    If two or more CUs want to simultaneously access the same region of RAM, can be stepped on each other and simultaneously change the RAM with operating, usually with disastrous results, such as why a CU modify the contents of RAM while said L2 cache content is another CU and such modification is not notified.

    For that, and from the intel i386, was added to the MMU various extensions for which a CU could 'protect' parts of memory for full access, ushering in a concept called 'protected mode', by which , if a CU needs what a region of the RAM is not touch, mark the page as exclusive access MMU. If another CU asks the MMU access to the same region of the RAM, the MMU notifies the CU which had so far access to what that CU empty their caches in RAM and release to another CU can access it .

    To all this, is called UMA, or how to maintain the consistency of a single bit of RAM to the simultaneous access of different CUs which were not designed to talk to each other, and what their main task is to compute, not engage in bureaucracy. The bureaucracy and the MMU is dedicated.

    Is all this GPU is yours ?:
    But graphics accelerators grew to the point where CUs are already complete, and not simply ASICs / DSPs / specific Accelerators, but are fully programmable. At this point, a GPU consists of various CUs, and have their own pool of memory. In dedicated graphics AMD GCN 1.0, even they have their own MMU. But the GPU RAM is physically separated from the RAM of the CPU, which are two separate pools each with its own RAM CUs and their own MMUs:

    This configuration is called Configuration NUMA (Non Uniform Memory Access), or access to non-unified memory where a dependent on a MMU, CUs do not know the configuration RAM RAM another pool governed by the other MMU. In this configuration, the DMA subsystems are used to move data between different pools of RAM, what one or the other CUs operate with such data.
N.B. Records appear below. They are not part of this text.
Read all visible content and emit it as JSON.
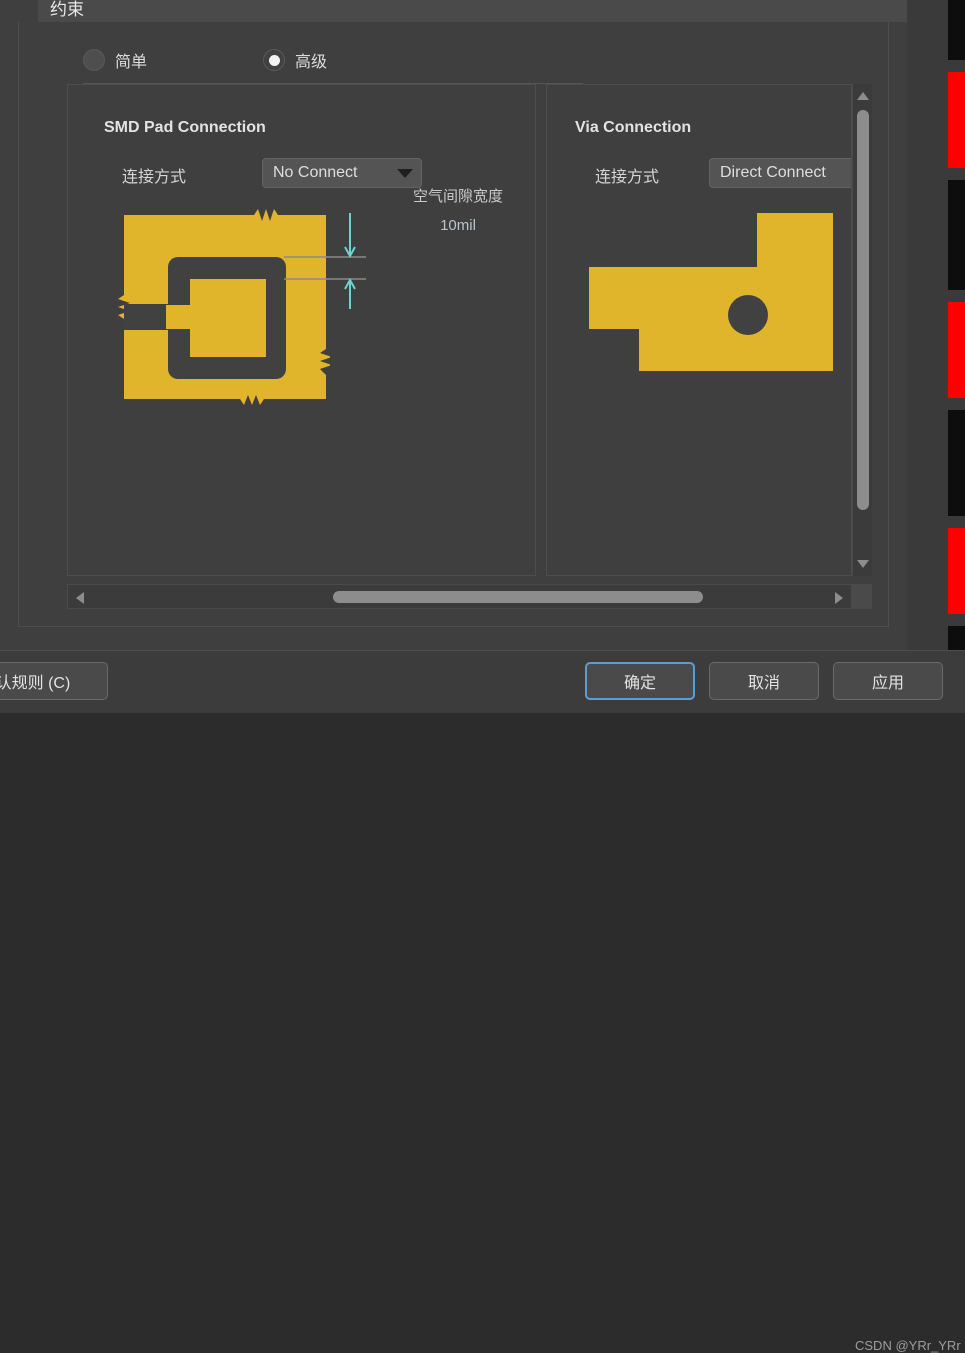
{
  "window": {
    "tab_label": "约束"
  },
  "mode_selector": {
    "options": [
      {
        "label": "简单",
        "selected": false
      },
      {
        "label": "高级",
        "selected": true
      }
    ]
  },
  "smd_group": {
    "title": "SMD Pad Connection",
    "connection_label": "连接方式",
    "connection_value": "No Connect",
    "air_gap_title": "空气间隙宽度",
    "air_gap_value": "10mil"
  },
  "via_group": {
    "title": "Via Connection",
    "connection_label": "连接方式",
    "connection_value": "Direct Connect"
  },
  "footer": {
    "default_rules_label": "认规则 (C)",
    "ok_label": "确定",
    "cancel_label": "取消",
    "apply_label": "应用"
  },
  "watermark": {
    "text": "CSDN @YRr_YRr"
  },
  "colors": {
    "copper_yellow": "#E0B52C",
    "background_dark": "#3f3f3f",
    "plane_dark": "#414141",
    "accent_blue": "#5a9fd4",
    "dimension_teal": "#6fd2cc",
    "strip_red": "#ff0000"
  }
}
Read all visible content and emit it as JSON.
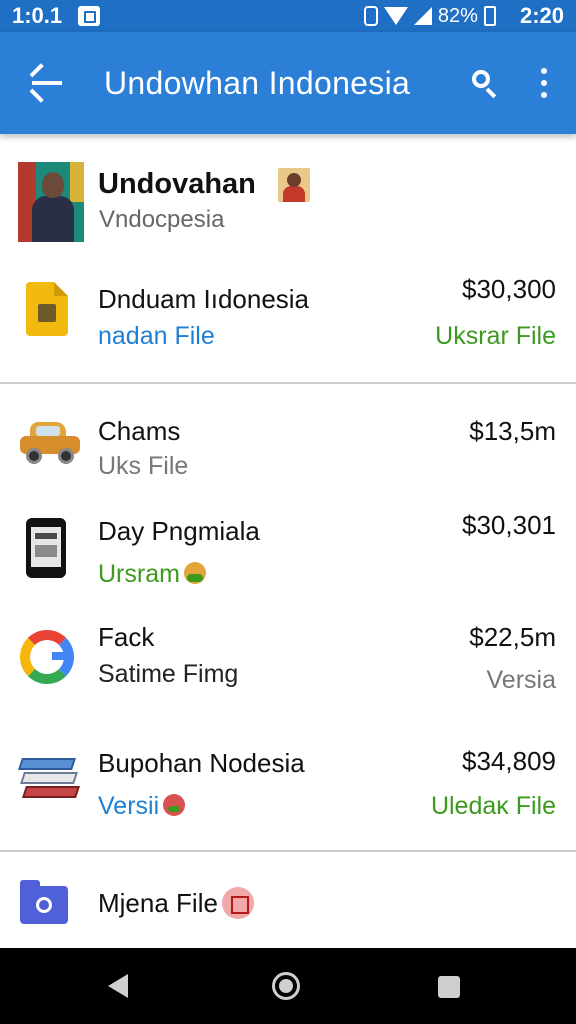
{
  "status_bar": {
    "time_left": "1:0.1",
    "battery_pct": "82%",
    "time_right": "2:20"
  },
  "app_bar": {
    "title": "Undowhan Indonesia"
  },
  "profile": {
    "name": "Undovahan",
    "subtitle": "Vndocpesia"
  },
  "rows": [
    {
      "title": "Dnduam Iıdonesia",
      "subtitle": "nadan File",
      "amount": "$30,300",
      "right_sub": "Uksrar File",
      "icon": "document-icon"
    },
    {
      "title": "Chams",
      "subtitle": "Uks File",
      "amount": "$13,5m",
      "right_sub": "",
      "icon": "car-icon"
    },
    {
      "title": "Day Pngmiala",
      "subtitle": "Ursram",
      "amount": "$30,301",
      "right_sub": "",
      "icon": "phone-icon"
    },
    {
      "title": "Fack",
      "subtitle": "Satime Fimg",
      "amount": "$22,5m",
      "right_sub": "Versia",
      "icon": "google-icon"
    },
    {
      "title": "Bupohan Nodesia",
      "subtitle": "Versii",
      "amount": "$34,809",
      "right_sub": "Uledaĸ File",
      "icon": "books-icon"
    },
    {
      "title": "Mjena File",
      "subtitle": "",
      "amount": "",
      "right_sub": "",
      "icon": "folder-icon"
    }
  ],
  "colors": {
    "app_bar": "#2b7fd6",
    "status_bar": "#1f6fc4",
    "link_blue": "#1f7fd2",
    "green": "#3c9a1f",
    "red": "#b41a1a"
  }
}
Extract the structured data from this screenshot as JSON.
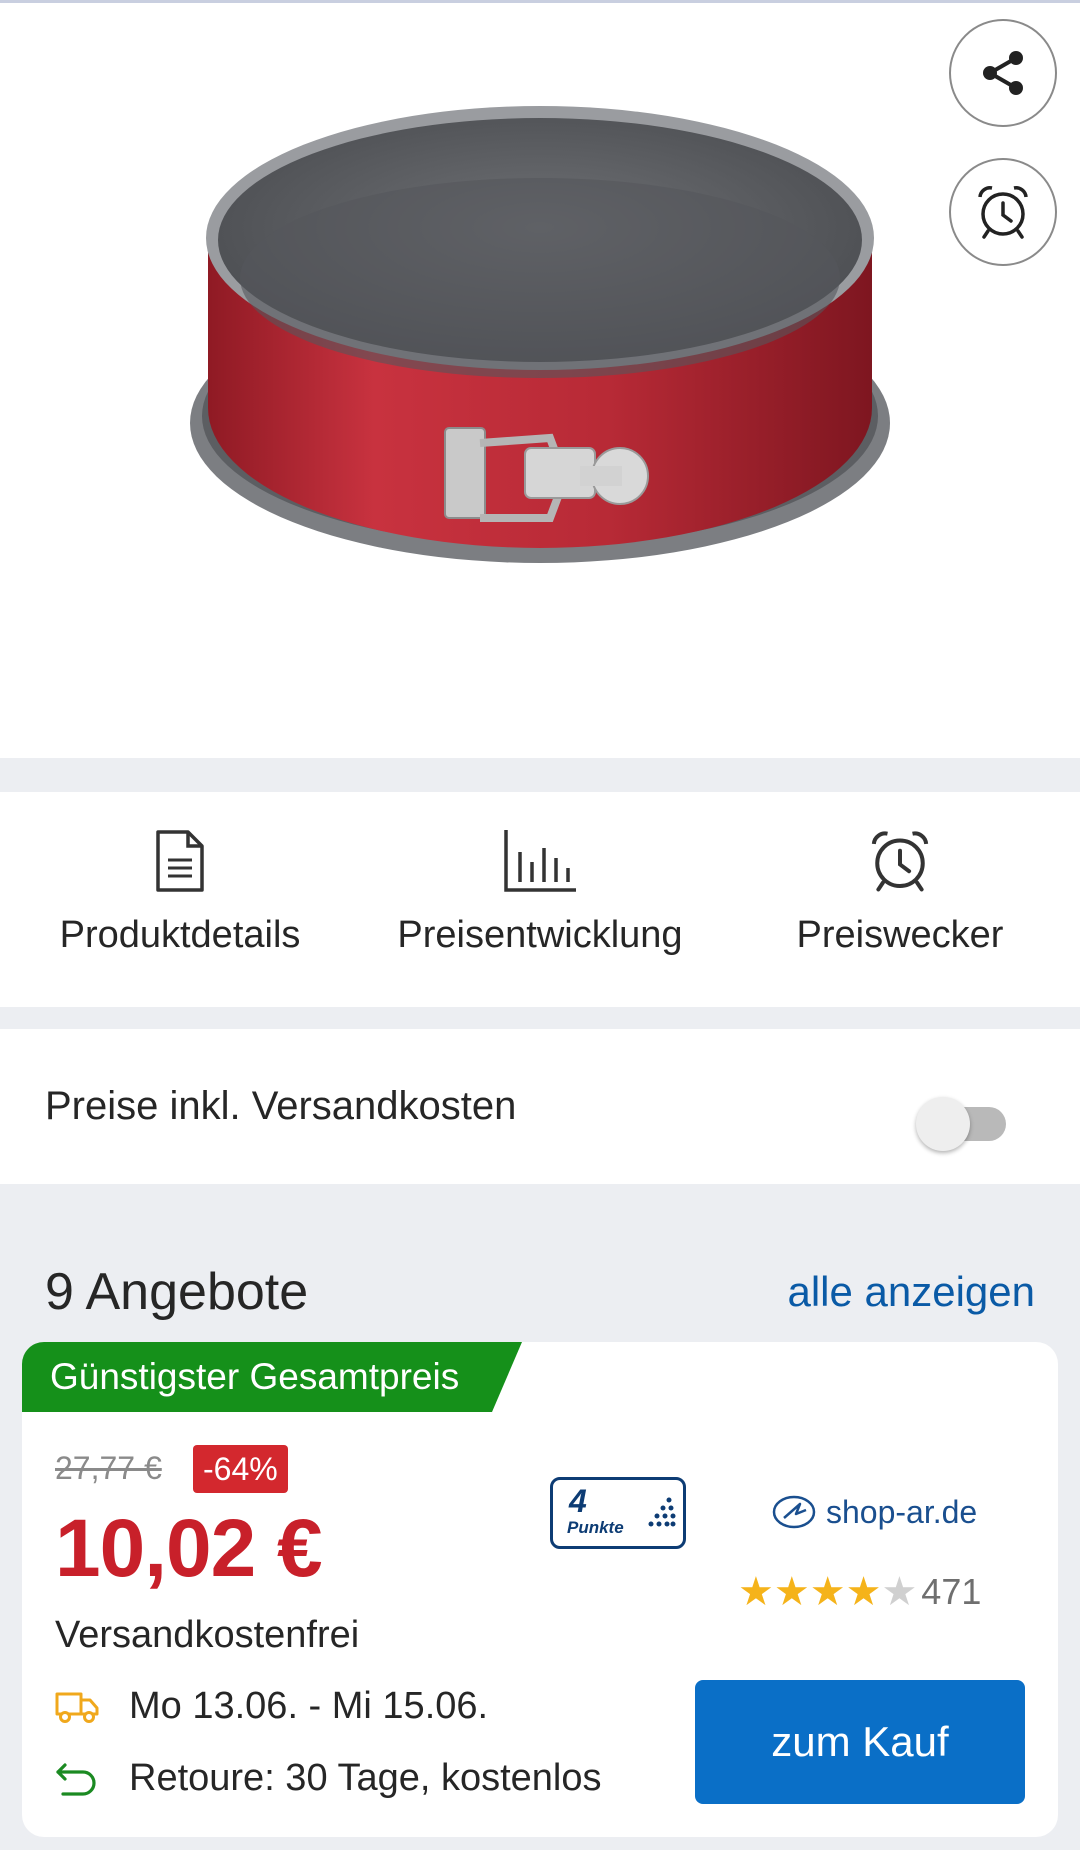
{
  "product": {
    "image_alt": "Springform"
  },
  "actions": [
    {
      "label": "Produktdetails",
      "icon": "document-icon"
    },
    {
      "label": "Preisentwicklung",
      "icon": "bar-chart-icon"
    },
    {
      "label": "Preiswecker",
      "icon": "alarm-clock-icon"
    }
  ],
  "shipping_toggle": {
    "label": "Preise inkl. Versandkosten",
    "enabled": false
  },
  "offers": {
    "title": "9 Angebote",
    "show_all": "alle anzeigen",
    "top_offer": {
      "badge": "Günstigster Gesamtpreis",
      "old_price": "27,77 €",
      "discount": "-64%",
      "price": "10,02 €",
      "shipping": "Versandkostenfrei",
      "delivery": "Mo 13.06. - Mi 15.06.",
      "returns": "Retoure: 30 Tage, kostenlos",
      "points_number": "4",
      "points_label": "Punkte",
      "shop_name": "shop-ar.de",
      "rating_stars": 4,
      "rating_max": 5,
      "rating_count": "471",
      "buy_label": "zum Kauf"
    }
  },
  "colors": {
    "accent_blue": "#0a6fc7",
    "link_blue": "#0a5aa6",
    "price_red": "#c8202a",
    "badge_green": "#15901a",
    "star_yellow": "#f5b31a"
  }
}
A splendid example of a recent successful NUMA configuration, would be the IBM Cell PlayStation3

    Halfway between specific accelerator and programmable CU, the SPE does not have direct access to the RAM, since neither have MMU, nor its MMU are synchronized with the main MMU of the CPU, so can only operate in their small pit 256KB RAM. If they need any external RAM data need to boot a request via DMA to bring data to your pool 256KB to operate with such data

    Of course, such a transfer RAM between different pools adds latency and complexity to the processes that need to use simultaneously LCUs and TCUs. And it is here where HSA and Huma shine

    Huma to the rescue

    In an APU supports HSA, the MMUs CPU and GPU work together to provide the same virtual pool of RAM, notifying including changes pages and assignments over and perform, so not to make any kind copy data between different pools of RAM, it is simply passed to the GPU a pointer to the data you have to work, and the GPU can directly access data and work with them.

    BiG Porras
    Originally by my partner f5inet in
    Last edited by BiG Porras; 04-11-2016, 03:47 PM.